* **What is being asked**: A single figure is expected: how many lines of the data that follows contain the word "Access".

* **Material provided**:
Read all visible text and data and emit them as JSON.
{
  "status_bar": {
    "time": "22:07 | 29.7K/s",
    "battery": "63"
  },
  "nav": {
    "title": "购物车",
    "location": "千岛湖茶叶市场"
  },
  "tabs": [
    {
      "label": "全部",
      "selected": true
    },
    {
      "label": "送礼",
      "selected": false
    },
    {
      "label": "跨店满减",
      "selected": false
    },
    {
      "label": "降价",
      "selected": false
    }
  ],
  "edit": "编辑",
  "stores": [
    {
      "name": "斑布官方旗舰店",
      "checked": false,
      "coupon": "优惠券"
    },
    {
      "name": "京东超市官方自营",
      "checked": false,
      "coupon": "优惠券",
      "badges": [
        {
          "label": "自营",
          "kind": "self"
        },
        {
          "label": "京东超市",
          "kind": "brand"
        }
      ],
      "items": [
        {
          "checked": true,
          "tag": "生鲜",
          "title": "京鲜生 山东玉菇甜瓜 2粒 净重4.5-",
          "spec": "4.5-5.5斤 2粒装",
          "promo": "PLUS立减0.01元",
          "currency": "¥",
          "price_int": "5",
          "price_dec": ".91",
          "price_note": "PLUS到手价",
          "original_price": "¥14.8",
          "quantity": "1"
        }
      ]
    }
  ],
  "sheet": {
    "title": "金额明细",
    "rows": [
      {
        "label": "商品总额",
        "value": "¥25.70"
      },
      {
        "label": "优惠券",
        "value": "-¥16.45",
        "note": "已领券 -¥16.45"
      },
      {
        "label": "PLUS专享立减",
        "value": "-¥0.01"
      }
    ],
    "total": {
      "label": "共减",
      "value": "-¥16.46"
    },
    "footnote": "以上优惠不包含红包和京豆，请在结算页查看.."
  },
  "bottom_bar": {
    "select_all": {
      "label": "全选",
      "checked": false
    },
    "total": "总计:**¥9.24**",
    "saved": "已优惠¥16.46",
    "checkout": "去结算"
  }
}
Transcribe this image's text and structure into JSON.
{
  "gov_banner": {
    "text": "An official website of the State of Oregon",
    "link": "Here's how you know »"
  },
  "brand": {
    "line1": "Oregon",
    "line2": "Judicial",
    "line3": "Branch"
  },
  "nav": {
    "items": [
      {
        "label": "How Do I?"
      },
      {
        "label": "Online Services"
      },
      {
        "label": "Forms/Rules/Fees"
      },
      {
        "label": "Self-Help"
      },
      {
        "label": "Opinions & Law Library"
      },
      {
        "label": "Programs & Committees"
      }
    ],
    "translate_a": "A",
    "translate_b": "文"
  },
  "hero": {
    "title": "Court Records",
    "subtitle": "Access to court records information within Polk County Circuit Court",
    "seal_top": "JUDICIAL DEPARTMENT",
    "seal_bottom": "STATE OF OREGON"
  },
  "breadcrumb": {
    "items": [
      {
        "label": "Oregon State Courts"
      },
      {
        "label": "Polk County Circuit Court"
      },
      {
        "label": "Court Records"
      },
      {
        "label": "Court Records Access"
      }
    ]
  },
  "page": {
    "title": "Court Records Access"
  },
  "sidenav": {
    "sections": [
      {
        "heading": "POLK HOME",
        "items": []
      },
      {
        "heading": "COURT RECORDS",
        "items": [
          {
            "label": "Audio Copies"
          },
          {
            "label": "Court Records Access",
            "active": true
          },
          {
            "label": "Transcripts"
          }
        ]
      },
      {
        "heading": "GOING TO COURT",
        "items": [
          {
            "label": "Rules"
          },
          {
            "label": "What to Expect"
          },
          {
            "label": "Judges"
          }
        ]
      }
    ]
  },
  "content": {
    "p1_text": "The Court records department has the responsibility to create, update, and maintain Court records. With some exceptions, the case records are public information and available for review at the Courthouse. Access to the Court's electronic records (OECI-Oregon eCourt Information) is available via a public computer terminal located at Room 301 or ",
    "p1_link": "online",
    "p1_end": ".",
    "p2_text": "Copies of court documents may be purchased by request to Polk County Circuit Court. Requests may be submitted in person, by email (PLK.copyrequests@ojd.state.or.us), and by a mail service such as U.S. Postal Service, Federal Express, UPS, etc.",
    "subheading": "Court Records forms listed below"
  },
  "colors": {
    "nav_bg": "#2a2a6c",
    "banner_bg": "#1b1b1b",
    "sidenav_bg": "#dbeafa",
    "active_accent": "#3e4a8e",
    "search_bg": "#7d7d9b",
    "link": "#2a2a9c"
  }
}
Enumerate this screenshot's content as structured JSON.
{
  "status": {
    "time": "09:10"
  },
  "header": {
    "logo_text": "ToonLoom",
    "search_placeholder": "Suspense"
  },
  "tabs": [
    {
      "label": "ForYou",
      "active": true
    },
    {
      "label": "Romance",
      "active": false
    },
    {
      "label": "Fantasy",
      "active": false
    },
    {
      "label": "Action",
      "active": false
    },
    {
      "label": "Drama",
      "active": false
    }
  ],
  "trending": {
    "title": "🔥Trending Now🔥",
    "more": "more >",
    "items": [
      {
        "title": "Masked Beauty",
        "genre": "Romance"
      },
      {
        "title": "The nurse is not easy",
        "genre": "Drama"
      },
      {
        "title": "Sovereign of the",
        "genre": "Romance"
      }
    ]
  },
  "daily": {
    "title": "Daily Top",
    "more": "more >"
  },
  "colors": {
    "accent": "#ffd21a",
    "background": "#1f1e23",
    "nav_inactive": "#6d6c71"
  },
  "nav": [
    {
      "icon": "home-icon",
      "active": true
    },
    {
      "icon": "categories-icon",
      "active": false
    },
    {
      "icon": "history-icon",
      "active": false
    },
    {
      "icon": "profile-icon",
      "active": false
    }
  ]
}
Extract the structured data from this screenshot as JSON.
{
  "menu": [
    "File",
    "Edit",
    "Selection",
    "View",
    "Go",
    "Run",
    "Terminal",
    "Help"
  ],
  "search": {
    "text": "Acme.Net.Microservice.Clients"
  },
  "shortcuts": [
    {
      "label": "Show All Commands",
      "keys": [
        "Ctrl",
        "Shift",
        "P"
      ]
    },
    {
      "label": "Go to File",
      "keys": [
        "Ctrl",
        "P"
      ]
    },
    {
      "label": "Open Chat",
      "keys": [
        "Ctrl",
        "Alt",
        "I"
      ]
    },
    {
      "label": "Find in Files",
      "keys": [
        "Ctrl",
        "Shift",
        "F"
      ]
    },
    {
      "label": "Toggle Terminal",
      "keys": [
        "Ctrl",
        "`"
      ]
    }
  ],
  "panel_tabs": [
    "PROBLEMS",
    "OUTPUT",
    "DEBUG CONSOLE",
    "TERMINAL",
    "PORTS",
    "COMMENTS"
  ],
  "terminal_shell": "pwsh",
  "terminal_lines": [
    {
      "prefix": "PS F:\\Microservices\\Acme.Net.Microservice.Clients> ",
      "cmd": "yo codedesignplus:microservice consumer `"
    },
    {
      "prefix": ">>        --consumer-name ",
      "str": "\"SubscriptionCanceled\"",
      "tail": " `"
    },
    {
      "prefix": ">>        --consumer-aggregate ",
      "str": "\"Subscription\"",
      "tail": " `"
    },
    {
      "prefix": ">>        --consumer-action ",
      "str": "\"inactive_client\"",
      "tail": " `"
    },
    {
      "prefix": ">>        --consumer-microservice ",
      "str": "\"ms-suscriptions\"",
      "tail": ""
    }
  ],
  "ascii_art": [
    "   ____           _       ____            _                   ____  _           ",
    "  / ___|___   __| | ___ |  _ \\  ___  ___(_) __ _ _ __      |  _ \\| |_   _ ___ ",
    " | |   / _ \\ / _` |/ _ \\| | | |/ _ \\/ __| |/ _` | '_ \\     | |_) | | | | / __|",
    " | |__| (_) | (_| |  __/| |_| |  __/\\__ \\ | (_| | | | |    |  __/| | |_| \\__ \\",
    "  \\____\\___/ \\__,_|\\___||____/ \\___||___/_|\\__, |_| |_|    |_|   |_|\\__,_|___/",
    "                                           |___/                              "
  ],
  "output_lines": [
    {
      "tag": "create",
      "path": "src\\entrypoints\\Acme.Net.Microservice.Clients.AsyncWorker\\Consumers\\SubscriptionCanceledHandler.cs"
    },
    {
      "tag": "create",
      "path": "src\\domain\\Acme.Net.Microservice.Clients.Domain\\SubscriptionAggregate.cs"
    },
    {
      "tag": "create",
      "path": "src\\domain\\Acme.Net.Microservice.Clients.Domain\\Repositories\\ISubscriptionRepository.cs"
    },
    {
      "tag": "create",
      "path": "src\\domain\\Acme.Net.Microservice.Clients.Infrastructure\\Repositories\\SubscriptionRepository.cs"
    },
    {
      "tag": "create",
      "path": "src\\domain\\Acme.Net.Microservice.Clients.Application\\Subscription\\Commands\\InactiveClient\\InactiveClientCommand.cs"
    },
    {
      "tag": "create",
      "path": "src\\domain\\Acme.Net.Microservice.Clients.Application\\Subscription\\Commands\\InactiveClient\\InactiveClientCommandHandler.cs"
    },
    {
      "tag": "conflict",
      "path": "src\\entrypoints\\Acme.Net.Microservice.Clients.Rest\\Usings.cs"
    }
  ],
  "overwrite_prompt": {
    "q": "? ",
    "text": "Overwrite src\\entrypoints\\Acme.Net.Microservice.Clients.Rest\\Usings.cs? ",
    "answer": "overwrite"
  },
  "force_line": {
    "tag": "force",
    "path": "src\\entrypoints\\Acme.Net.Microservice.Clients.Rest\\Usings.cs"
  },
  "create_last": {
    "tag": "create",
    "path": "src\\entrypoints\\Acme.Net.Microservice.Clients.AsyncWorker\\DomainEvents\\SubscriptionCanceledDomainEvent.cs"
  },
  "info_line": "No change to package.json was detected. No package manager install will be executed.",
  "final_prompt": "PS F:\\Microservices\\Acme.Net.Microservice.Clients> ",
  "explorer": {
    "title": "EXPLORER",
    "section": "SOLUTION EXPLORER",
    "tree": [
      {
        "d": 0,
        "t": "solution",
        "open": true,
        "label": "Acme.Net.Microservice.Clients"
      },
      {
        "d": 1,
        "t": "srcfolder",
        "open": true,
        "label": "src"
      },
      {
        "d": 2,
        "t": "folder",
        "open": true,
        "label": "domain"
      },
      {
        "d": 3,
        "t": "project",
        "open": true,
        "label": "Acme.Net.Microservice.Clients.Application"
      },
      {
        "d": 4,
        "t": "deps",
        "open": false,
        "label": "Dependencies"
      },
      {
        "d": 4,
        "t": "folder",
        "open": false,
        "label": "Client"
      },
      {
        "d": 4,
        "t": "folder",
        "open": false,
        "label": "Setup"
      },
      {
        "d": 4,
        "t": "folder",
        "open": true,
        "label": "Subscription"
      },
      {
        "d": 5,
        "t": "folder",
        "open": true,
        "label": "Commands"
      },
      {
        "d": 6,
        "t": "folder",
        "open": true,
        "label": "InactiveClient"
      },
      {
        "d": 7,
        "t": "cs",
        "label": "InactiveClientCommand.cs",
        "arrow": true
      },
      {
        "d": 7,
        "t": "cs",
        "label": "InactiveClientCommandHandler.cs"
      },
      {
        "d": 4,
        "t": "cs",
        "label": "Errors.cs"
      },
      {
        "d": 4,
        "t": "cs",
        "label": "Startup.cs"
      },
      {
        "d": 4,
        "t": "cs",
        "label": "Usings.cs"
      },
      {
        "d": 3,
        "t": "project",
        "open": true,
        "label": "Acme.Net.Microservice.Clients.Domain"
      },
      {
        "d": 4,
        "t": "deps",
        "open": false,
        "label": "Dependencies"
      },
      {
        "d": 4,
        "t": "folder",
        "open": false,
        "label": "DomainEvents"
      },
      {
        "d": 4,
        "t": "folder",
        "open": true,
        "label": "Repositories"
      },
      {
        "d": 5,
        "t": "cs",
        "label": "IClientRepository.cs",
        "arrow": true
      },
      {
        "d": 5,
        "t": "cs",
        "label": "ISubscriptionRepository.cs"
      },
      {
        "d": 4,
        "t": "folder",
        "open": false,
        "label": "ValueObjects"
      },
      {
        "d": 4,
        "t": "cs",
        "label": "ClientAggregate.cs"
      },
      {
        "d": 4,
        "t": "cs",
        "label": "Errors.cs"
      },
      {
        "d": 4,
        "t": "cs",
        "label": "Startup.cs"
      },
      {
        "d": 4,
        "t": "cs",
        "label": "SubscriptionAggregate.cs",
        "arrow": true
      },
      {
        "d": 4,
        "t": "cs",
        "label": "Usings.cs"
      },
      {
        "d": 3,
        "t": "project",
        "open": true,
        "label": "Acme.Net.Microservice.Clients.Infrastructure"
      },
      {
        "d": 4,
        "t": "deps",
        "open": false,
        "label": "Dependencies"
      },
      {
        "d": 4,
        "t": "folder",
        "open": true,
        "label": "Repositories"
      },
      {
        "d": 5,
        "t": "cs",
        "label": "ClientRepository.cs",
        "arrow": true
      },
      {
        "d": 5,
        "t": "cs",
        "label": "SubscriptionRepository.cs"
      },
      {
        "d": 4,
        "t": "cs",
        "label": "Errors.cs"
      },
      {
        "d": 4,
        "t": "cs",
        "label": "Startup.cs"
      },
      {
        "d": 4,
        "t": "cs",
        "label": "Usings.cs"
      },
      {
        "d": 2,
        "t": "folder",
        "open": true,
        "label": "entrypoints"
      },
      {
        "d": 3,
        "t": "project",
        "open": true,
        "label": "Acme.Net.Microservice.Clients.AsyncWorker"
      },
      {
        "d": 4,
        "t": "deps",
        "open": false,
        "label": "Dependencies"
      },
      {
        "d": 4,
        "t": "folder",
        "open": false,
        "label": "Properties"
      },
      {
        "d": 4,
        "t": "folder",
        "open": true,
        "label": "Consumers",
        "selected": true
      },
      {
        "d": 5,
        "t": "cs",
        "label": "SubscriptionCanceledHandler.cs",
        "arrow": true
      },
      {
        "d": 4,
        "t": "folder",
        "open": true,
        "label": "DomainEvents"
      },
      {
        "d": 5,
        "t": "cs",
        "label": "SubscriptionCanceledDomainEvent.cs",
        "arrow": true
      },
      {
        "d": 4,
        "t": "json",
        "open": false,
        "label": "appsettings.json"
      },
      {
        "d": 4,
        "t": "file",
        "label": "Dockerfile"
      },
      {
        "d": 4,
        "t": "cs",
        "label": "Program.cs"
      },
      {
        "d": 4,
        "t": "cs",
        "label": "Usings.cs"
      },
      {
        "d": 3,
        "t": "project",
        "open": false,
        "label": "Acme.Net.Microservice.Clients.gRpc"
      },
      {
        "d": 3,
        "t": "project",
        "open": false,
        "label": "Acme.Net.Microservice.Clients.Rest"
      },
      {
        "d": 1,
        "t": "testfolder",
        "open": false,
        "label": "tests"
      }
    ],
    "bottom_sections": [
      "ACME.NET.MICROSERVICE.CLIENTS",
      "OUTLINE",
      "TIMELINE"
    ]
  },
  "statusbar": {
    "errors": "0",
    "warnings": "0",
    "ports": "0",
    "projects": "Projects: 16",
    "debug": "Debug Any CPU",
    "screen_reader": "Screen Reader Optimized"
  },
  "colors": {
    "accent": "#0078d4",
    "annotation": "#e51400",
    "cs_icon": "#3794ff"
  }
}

* **Output below**: 5